> [EXERCISE BRIEF]
Look through the entries below and return all lines including the word "Slides".

[Page and application data records]
──────

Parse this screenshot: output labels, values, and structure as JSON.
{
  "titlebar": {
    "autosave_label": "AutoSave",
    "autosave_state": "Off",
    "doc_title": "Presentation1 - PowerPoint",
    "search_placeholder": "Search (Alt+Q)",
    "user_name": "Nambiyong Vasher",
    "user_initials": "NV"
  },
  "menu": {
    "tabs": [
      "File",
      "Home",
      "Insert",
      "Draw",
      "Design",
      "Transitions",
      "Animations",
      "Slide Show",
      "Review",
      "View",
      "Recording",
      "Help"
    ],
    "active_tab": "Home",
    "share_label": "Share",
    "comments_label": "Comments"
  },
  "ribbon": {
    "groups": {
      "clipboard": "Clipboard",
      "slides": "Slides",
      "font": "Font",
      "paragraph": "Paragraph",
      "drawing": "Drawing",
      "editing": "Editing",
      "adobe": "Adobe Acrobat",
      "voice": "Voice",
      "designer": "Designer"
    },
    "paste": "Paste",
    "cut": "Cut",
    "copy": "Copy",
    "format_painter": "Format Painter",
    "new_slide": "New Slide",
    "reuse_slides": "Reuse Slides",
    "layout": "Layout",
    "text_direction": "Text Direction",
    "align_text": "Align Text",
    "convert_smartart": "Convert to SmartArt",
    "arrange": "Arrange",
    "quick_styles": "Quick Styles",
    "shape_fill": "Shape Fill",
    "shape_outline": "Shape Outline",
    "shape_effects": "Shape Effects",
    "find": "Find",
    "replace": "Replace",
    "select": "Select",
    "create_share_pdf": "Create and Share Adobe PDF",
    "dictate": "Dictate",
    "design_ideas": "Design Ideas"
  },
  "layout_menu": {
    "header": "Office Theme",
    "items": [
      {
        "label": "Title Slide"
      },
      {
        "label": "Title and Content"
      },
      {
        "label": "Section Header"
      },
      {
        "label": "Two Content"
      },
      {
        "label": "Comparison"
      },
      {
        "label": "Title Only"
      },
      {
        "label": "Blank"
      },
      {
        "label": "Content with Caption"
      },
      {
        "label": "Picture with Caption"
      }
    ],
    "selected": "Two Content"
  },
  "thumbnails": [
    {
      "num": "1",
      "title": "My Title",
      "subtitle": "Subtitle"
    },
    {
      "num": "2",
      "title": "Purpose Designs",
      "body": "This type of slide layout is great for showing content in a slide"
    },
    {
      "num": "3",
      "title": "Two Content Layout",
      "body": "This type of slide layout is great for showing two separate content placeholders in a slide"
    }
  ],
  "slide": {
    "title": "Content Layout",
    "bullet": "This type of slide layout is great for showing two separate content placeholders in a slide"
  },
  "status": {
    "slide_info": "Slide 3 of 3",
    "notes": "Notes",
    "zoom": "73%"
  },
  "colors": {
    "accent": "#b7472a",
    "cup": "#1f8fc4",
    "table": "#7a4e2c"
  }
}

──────

> [SOLUTION FOR THIS TASK]
      "slides": "Slides",
    "reuse_slides": "Reuse Slides",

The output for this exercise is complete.